Zodiac Seats France has patented the “Economy Class Hexagon” aeroplane seating concept – which takes out the middle seat in the aisle and reverses it.
Wired has described the design as “the most nightmarish idea for plane seating ever“. We ask designers whether they agree, or if they think the hexagon seating idea might fly.
“Over the last few years, there has been a lot of experimentation with different types of layouts, as airlines and manufacturers try to marry seat count with efficiency.
The volume of coverage and number of comments that Zodiac Seats’ Hexagon concept has spurred shows just how passionate people are about travelling and issues around personal space. What interests me most in the concept is the innovation that it then fosters. I think it’s unlikely that an airline would implement it, but blue-sky ideas like these are essential as catalysts for further innovation in our industry.”
“Passenger desire for cheaper fares continues to drive the industry to find solutions that marry increased density with acceptable experience.

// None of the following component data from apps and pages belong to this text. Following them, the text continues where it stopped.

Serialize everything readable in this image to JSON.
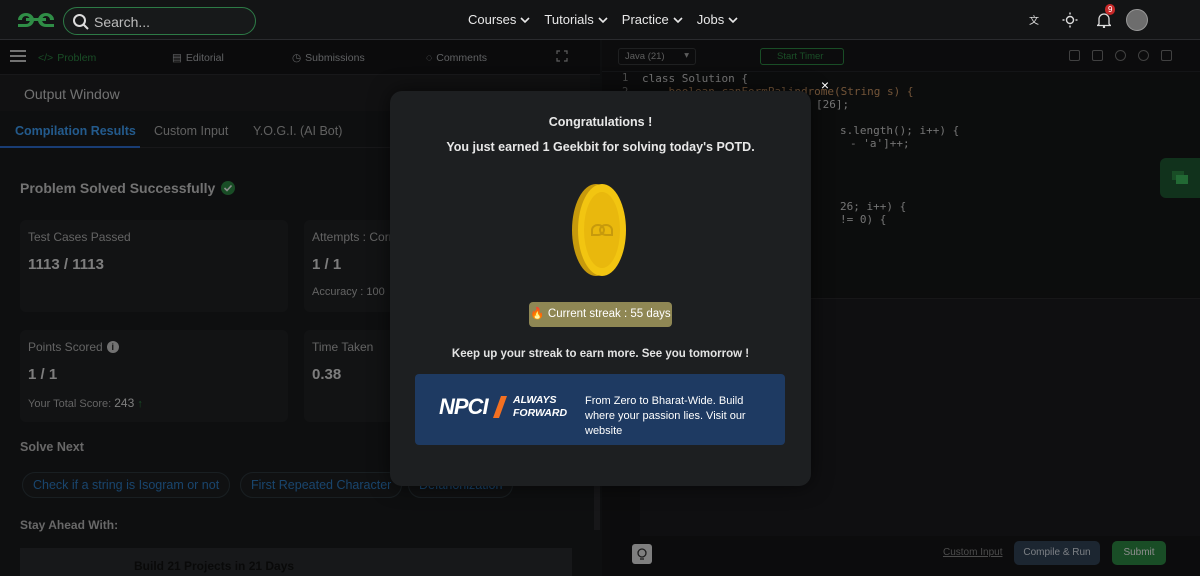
{
  "nav": {
    "search_placeholder": "Search...",
    "links": [
      "Courses",
      "Tutorials",
      "Practice",
      "Jobs"
    ],
    "notification_count": "9"
  },
  "left_tabs": {
    "problem": "Problem",
    "editorial": "Editorial",
    "submissions": "Submissions",
    "comments": "Comments"
  },
  "output": {
    "title": "Output Window",
    "tabs": [
      "Compilation Results",
      "Custom Input",
      "Y.O.G.I. (AI Bot)"
    ],
    "status": "Problem Solved Successfully",
    "test_cases_label": "Test Cases Passed",
    "test_cases_value": "1113 / 1113",
    "attempts_label": "Attempts : Corr",
    "attempts_value": "1 / 1",
    "accuracy_label": "Accuracy : 100",
    "points_label": "Points Scored",
    "points_value": "1 / 1",
    "total_score_label": "Your Total Score:",
    "total_score_value": "243",
    "time_label": "Time Taken",
    "time_value": "0.38",
    "solve_next": "Solve Next",
    "chips": [
      "Check if a string is Isogram or not",
      "First Repeated Character",
      "Defanonization"
    ],
    "stay_ahead": "Stay Ahead With:",
    "promo_title": "Build 21 Projects in 21 Days"
  },
  "editor": {
    "language": "Java (21)",
    "start_timer": "Start Timer",
    "line_numbers": [
      "1",
      "2"
    ],
    "code_lines": [
      "class Solution {",
      "    boolean canFormPalindrome(String s) {",
      "[26];",
      "s.length(); i++) {",
      "- 'a']++;",
      "26; i++) {",
      "!= 0) {"
    ],
    "custom_input": "Custom Input",
    "compile_run": "Compile & Run",
    "submit": "Submit"
  },
  "modal": {
    "title": "Congratulations !",
    "subtitle": "You just earned 1 Geekbit for solving today's POTD.",
    "streak": "Current streak : 55 days",
    "keep_up": "Keep up your streak to earn more. See you tomorrow !",
    "banner_brand": "NPCI",
    "banner_tagline": "ALWAYS FORWARD",
    "banner_text": "From Zero to Bharat-Wide. Build where your passion lies. Visit our website",
    "close": "×"
  },
  "colors": {
    "accent_green": "#2f8d46",
    "link_blue": "#2e7ec7",
    "streak_bg": "#8f8754",
    "banner_bg": "#1e3a62"
  }
}
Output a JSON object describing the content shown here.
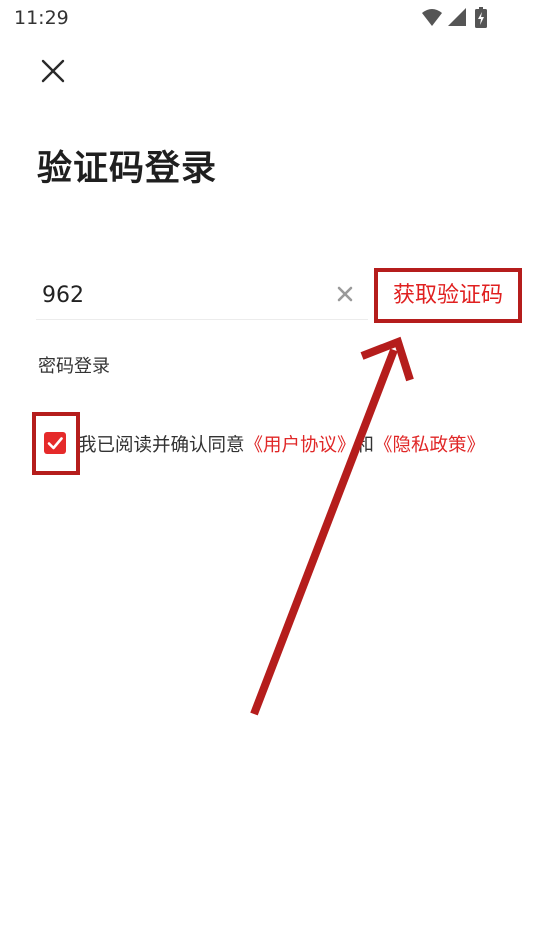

Zodiac Seats’ Hexagon introduces some interesting ideas, but obviously presents numerous challenges, privacy being the most obvious.
When tangerine designed BA’s Club World seat in 1998, people jumped to conclusions about flying backwards. But the tangible benefits brought by the world’s first lie-flat bed in business class changed the industry.
It’s much easier to tear down an idea than find workable solutions to such constraining problems. You need to experience and refine such ideas before you fully appreciate the value they bring.”
“Apart from the most obvious flaws – how to get in and out, where to rest a beer when you’re weary after a business trip, and what to do with your book or laptop – the most personal one is that you end up staring at a stranger in close range for potentially hours. BA business class got around this principle in its face-to-face seating layout, courtesy of the space and the retractable vanity screen. There is however two markets for who this seating might apply – 18 to 30s holiday charters or ‘Swingers Air’. Perhaps it might work after all.”
“The numbers quest in economy means companies and airlines are on the hunt for configurations that will, ultimately, all have an effect on customer experience.
Really all they are doing here is protecting the principal of the layout at its most basic. With clever and considered design detailing, some of the problem issues mentioned can be improved – but the layout will, inevitably, always have personal space issues.
On paper, the configuration would actually work – I have seen similar before. But when you try and get more people in the same space, the experience becomes fairly intense!
Many airlines will look at it with scepticism – but maybe budget carriers will see it as a way to offer cheaper seats. If passengers want to continue flying cheaply, then companies need to keep investigating such options. Then it is up to us to choose…”